Another thing Caffeine is used for in body care products is its anti-cellulite effects. In theory, it can speed up the lipolysis process (the "fat burning" by our cells) and stimulate the draining lymph system that might lead to the improvement of cellulite. But here again, the evidence that it actually makes a measurable, let alone visible, improvement on actual human beings is limited (we could find only some animal skin studies or caffeine being combined with other actives).
Last, but not least, we have to write about caffeine and hair growth. The theory is that it can inhibit the activity of the 5-α-reductase enzyme that plays an important role in hair loss and allows a renewed growth phase of the hair. We have found some recent and promising research to back this up. A 2017 study compared a 0.2% caffeine liquid with a 5% Minoxidil (an FDA approved active to treat baldness) solution and found that "a caffeine-based topical liquid should be considered as not inferior to minoxidil 5% solution in men with androgenetic alopecia", or English translation means that the caffeine liquid was pretty much as good as the FDA-approved Minoxidil stuff. Not bad!
Overall, we think that caffeine is a very versatile and biologically active ingredient. Even though some of its effects are more hyped up than backed up, it is still a nice to have on many ingredient lists.
Show me some proof

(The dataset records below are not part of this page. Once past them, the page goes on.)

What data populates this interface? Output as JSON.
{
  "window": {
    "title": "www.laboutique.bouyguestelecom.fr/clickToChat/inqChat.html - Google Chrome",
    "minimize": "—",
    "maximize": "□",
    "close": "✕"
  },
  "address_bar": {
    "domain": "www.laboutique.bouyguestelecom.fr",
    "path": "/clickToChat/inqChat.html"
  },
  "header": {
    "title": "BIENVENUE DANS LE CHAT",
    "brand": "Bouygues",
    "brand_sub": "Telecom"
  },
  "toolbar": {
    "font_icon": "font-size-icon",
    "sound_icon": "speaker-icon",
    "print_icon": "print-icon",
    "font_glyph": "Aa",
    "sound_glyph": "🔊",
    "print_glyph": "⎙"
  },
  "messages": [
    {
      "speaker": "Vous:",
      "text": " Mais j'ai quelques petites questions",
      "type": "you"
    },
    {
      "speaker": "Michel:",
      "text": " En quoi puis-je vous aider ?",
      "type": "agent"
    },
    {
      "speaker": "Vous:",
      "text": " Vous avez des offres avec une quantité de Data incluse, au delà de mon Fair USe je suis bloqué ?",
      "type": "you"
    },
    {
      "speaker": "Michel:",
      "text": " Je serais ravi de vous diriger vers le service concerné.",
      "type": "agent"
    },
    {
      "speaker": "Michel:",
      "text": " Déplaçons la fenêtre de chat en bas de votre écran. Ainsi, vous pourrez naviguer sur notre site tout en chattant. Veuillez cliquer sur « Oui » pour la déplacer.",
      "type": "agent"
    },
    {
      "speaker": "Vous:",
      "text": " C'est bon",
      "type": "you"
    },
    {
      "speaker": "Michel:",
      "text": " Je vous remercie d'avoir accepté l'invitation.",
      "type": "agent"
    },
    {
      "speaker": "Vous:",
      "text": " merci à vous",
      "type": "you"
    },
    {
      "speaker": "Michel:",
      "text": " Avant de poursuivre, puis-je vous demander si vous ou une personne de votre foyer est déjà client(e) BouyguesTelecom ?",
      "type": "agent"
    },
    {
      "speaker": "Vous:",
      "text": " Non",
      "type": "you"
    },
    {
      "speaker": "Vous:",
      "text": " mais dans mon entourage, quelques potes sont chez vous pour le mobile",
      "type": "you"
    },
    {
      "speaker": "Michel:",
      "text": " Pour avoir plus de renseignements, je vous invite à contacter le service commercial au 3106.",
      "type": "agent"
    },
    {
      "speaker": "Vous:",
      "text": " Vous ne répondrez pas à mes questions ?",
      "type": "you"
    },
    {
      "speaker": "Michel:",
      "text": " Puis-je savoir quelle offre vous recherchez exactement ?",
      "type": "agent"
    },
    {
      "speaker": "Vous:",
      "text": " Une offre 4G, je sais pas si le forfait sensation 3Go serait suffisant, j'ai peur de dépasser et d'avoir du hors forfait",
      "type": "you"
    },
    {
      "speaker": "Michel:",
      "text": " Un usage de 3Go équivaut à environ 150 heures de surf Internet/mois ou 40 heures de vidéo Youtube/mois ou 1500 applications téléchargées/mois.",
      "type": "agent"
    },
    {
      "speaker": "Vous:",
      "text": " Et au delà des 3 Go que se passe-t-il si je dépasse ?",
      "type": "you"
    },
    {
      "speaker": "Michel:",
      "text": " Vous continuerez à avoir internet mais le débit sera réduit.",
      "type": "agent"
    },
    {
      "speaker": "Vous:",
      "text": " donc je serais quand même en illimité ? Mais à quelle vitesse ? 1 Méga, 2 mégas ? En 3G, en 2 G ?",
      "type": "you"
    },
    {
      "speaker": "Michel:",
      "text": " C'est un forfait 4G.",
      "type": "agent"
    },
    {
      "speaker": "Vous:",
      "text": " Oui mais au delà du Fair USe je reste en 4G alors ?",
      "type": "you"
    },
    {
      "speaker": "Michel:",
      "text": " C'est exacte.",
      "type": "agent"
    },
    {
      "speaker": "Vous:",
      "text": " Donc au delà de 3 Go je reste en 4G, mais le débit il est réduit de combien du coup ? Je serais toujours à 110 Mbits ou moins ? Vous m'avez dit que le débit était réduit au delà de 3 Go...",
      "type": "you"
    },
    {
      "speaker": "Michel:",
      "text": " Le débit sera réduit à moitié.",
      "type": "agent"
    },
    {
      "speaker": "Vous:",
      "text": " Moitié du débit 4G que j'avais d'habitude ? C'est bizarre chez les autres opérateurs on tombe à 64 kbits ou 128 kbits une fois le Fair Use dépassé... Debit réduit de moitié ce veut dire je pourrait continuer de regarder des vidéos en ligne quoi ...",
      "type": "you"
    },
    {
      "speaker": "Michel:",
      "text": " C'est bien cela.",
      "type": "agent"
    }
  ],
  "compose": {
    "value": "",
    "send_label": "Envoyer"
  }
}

- Amnuaikit, Thanaporn, Duangkhae Maneenuan, and Prapaporn Boonme. "Evaluation of Caffeine Gels on Physicochemical Characteristics and In Vivo Efficacy in Reducing Puffy Eyes." (2011).
- Bussoletti, C., M. V. Tolaini, and L. Celleno. "Efficacy of a cosmetic phyto-caffeine shampoo in female androgenetic alopecia." Giornale italiano di dermatologia e venereologia: organo ufficiale, Societa italiana di dermatologia e sifilografia (2018).
- Dhurat, Rachita, et al. "An Open-Label Randomized Multicenter Study Assessing the Noninferiority of a Caffeine-Based Topical Liquid 0.2% versus Minoxidil 5% Solution in Male Androgenetic Alopecia." Skin pharmacology and physiology 30.6 (2017): 298-305.
- Herman, A., and A. P. Herman. "Caffeine’s mechanisms of action and its cosmetic use." Skin pharmacology and physiology 26.1 (2013): 8-14.